● **Data for this exercise**:
============

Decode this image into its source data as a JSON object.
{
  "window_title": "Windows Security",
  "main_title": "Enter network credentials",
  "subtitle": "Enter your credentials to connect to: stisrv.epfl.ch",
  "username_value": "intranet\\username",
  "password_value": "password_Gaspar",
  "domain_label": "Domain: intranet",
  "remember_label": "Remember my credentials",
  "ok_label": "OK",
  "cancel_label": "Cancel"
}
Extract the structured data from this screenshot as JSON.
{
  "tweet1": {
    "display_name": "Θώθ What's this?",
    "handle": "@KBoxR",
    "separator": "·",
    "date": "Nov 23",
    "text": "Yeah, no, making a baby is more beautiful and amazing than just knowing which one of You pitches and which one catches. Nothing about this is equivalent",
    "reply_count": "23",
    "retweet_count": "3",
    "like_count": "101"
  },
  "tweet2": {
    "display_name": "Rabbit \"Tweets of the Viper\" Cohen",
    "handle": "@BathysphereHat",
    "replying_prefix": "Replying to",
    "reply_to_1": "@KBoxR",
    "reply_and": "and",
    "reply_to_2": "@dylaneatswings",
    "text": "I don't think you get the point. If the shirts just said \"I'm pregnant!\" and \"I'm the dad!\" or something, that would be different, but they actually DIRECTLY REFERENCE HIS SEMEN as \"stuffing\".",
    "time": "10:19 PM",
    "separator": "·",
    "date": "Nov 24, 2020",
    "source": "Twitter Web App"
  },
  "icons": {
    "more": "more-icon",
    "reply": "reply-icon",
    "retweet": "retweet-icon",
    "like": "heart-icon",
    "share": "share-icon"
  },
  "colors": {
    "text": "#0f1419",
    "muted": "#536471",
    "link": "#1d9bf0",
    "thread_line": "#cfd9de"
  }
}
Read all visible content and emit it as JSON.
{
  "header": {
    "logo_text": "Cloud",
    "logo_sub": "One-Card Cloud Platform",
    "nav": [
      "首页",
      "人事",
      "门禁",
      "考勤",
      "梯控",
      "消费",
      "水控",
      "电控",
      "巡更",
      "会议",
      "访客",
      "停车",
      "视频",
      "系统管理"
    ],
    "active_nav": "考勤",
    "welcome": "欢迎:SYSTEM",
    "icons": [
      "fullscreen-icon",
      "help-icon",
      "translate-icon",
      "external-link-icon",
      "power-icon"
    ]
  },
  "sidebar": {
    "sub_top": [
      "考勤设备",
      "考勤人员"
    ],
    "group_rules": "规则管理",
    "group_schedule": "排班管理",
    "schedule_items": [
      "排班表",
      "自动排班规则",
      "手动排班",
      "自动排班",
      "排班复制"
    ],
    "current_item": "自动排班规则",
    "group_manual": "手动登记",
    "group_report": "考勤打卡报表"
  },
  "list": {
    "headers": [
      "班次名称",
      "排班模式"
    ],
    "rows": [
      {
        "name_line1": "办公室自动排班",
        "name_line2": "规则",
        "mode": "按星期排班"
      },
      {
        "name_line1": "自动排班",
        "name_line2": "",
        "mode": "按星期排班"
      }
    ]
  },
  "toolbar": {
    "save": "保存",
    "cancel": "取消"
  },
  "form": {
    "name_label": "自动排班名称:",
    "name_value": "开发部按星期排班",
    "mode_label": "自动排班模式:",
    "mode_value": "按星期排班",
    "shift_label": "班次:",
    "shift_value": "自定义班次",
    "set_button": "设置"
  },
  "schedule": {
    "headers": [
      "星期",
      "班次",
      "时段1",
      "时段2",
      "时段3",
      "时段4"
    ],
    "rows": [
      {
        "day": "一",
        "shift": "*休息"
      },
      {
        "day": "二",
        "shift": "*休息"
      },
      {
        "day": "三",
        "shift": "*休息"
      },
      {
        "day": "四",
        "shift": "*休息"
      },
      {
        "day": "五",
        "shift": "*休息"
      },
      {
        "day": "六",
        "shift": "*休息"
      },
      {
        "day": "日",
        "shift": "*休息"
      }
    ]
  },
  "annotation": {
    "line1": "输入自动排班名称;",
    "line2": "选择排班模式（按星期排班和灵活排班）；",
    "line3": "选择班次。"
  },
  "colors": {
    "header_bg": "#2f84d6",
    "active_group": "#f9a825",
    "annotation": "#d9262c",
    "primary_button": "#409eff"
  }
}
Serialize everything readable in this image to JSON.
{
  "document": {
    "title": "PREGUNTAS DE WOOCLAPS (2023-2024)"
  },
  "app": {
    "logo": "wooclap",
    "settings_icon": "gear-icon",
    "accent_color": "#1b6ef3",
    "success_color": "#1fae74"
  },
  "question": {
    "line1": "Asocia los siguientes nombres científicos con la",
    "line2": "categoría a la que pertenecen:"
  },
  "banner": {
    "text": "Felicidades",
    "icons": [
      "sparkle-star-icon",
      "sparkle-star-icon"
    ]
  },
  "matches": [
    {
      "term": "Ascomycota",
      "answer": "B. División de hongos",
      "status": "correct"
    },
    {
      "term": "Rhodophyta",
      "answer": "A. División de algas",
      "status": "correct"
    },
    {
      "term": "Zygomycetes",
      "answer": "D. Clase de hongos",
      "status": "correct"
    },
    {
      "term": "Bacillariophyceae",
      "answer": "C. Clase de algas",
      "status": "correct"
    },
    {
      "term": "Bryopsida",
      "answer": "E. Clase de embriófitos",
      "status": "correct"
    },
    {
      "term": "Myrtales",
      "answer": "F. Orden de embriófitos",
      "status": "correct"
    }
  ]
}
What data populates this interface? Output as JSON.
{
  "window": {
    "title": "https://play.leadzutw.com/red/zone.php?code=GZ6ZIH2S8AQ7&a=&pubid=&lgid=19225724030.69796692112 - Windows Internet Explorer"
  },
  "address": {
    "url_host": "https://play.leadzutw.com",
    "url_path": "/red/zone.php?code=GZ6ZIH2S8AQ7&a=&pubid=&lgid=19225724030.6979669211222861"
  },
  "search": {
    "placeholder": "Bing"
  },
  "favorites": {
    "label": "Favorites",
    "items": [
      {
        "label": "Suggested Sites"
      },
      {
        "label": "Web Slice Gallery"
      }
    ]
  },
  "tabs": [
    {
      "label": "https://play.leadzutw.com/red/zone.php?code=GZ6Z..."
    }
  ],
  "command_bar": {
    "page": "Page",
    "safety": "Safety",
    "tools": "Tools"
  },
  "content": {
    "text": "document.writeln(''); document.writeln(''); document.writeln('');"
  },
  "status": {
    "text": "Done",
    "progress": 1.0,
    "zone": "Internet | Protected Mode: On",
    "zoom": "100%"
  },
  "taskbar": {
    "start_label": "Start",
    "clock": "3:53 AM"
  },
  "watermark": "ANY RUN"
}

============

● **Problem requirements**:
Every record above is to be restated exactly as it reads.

● **Written solution**:
Decode this image into its source data as a JSON object.
{
  "window_title": "Windows Security",
  "main_title": "Enter network credentials",
  "subtitle": "Enter your credentials to connect to: stisrv.epfl.ch",
  "username_value": "intranet\\username",
  "password_value": "password_Gaspar",
  "domain_label": "Domain: intranet",
  "remember_label": "Remember my credentials",
  "ok_label": "OK",
  "cancel_label": "Cancel"
}
Extract the structured data from this screenshot as JSON.
{
  "tweet1": {
    "display_name": "Θώθ What's this?",
    "handle": "@KBoxR",
    "separator": "·",
    "date": "Nov 23",
    "text": "Yeah, no, making a baby is more beautiful and amazing than just knowing which one of You pitches and which one catches. Nothing about this is equivalent",
    "reply_count": "23",
    "retweet_count": "3",
    "like_count": "101"
  },
  "tweet2": {
    "display_name": "Rabbit \"Tweets of the Viper\" Cohen",
    "handle": "@BathysphereHat",
    "replying_prefix": "Replying to",
    "reply_to_1": "@KBoxR",
    "reply_and": "and",
    "reply_to_2": "@dylaneatswings",
    "text": "I don't think you get the point. If the shirts just said \"I'm pregnant!\" and \"I'm the dad!\" or something, that would be different, but they actually DIRECTLY REFERENCE HIS SEMEN as \"stuffing\".",
    "time": "10:19 PM",
    "separator": "·",
    "date": "Nov 24, 2020",
    "source": "Twitter Web App"
  },
  "icons": {
    "more": "more-icon",
    "reply": "reply-icon",
    "retweet": "retweet-icon",
    "like": "heart-icon",
    "share": "share-icon"
  },
  "colors": {
    "text": "#0f1419",
    "muted": "#536471",
    "link": "#1d9bf0",
    "thread_line": "#cfd9de"
  }
}
Read all visible content and emit it as JSON.
{
  "header": {
    "logo_text": "Cloud",
    "logo_sub": "One-Card Cloud Platform",
    "nav": [
      "首页",
      "人事",
      "门禁",
      "考勤",
      "梯控",
      "消费",
      "水控",
      "电控",
      "巡更",
      "会议",
      "访客",
      "停车",
      "视频",
      "系统管理"
    ],
    "active_nav": "考勤",
    "welcome": "欢迎:SYSTEM",
    "icons": [
      "fullscreen-icon",
      "help-icon",
      "translate-icon",
      "external-link-icon",
      "power-icon"
    ]
  },
  "sidebar": {
    "sub_top": [
      "考勤设备",
      "考勤人员"
    ],
    "group_rules": "规则管理",
    "group_schedule": "排班管理",
    "schedule_items": [
      "排班表",
      "自动排班规则",
      "手动排班",
      "自动排班",
      "排班复制"
    ],
    "current_item": "自动排班规则",
    "group_manual": "手动登记",
    "group_report": "考勤打卡报表"
  },
  "list": {
    "headers": [
      "班次名称",
      "排班模式"
    ],
    "rows": [
      {
        "name_line1": "办公室自动排班",
        "name_line2": "规则",
        "mode": "按星期排班"
      },
      {
        "name_line1": "自动排班",
        "name_line2": "",
        "mode": "按星期排班"
      }
    ]
  },
  "toolbar": {
    "save": "保存",
    "cancel": "取消"
  },
  "form": {
    "name_label": "自动排班名称:",
    "name_value": "开发部按星期排班",
    "mode_label": "自动排班模式:",
    "mode_value": "按星期排班",
    "shift_label": "班次:",
    "shift_value": "自定义班次",
    "set_button": "设置"
  },
  "schedule": {
    "headers": [
      "星期",
      "班次",
      "时段1",
      "时段2",
      "时段3",
      "时段4"
    ],
    "rows": [
      {
        "day": "一",
        "shift": "*休息"
      },
      {
        "day": "二",
        "shift": "*休息"
      },
      {
        "day": "三",
        "shift": "*休息"
      },
      {
        "day": "四",
        "shift": "*休息"
      },
      {
        "day": "五",
        "shift": "*休息"
      },
      {
        "day": "六",
        "shift": "*休息"
      },
      {
        "day": "日",
        "shift": "*休息"
      }
    ]
  },
  "annotation": {
    "line1": "输入自动排班名称;",
    "line2": "选择排班模式（按星期排班和灵活排班）；",
    "line3": "选择班次。"
  },
  "colors": {
    "header_bg": "#2f84d6",
    "active_group": "#f9a825",
    "annotation": "#d9262c",
    "primary_button": "#409eff"
  }
}
Serialize everything readable in this image to JSON.
{
  "document": {
    "title": "PREGUNTAS DE WOOCLAPS (2023-2024)"
  },
  "app": {
    "logo": "wooclap",
    "settings_icon": "gear-icon",
    "accent_color": "#1b6ef3",
    "success_color": "#1fae74"
  },
  "question": {
    "line1": "Asocia los siguientes nombres científicos con la",
    "line2": "categoría a la que pertenecen:"
  },
  "banner": {
    "text": "Felicidades",
    "icons": [
      "sparkle-star-icon",
      "sparkle-star-icon"
    ]
  },
  "matches": [
    {
      "term": "Ascomycota",
      "answer": "B. División de hongos",
      "status": "correct"
    },
    {
      "term": "Rhodophyta",
      "answer": "A. División de algas",
      "status": "correct"
    },
    {
      "term": "Zygomycetes",
      "answer": "D. Clase de hongos",
      "status": "correct"
    },
    {
      "term": "Bacillariophyceae",
      "answer": "C. Clase de algas",
      "status": "correct"
    },
    {
      "term": "Bryopsida",
      "answer": "E. Clase de embriófitos",
      "status": "correct"
    },
    {
      "term": "Myrtales",
      "answer": "F. Orden de embriófitos",
      "status": "correct"
    }
  ]
}
What data populates this interface? Output as JSON.
{
  "window": {
    "title": "https://play.leadzutw.com/red/zone.php?code=GZ6ZIH2S8AQ7&a=&pubid=&lgid=19225724030.69796692112 - Windows Internet Explorer"
  },
  "address": {
    "url_host": "https://play.leadzutw.com",
    "url_path": "/red/zone.php?code=GZ6ZIH2S8AQ7&a=&pubid=&lgid=19225724030.6979669211222861"
  },
  "search": {
    "placeholder": "Bing"
  },
  "favorites": {
    "label": "Favorites",
    "items": [
      {
        "label": "Suggested Sites"
      },
      {
        "label": "Web Slice Gallery"
      }
    ]
  },
  "tabs": [
    {
      "label": "https://play.leadzutw.com/red/zone.php?code=GZ6Z..."
    }
  ],
  "command_bar": {
    "page": "Page",
    "safety": "Safety",
    "tools": "Tools"
  },
  "content": {
    "text": "document.writeln(''); document.writeln(''); document.writeln('');"
  },
  "status": {
    "text": "Done",
    "progress": 1.0,
    "zone": "Internet | Protected Mode: On",
    "zoom": "100%"
  },
  "taskbar": {
    "start_label": "Start",
    "clock": "3:53 AM"
  },
  "watermark": "ANY RUN"
}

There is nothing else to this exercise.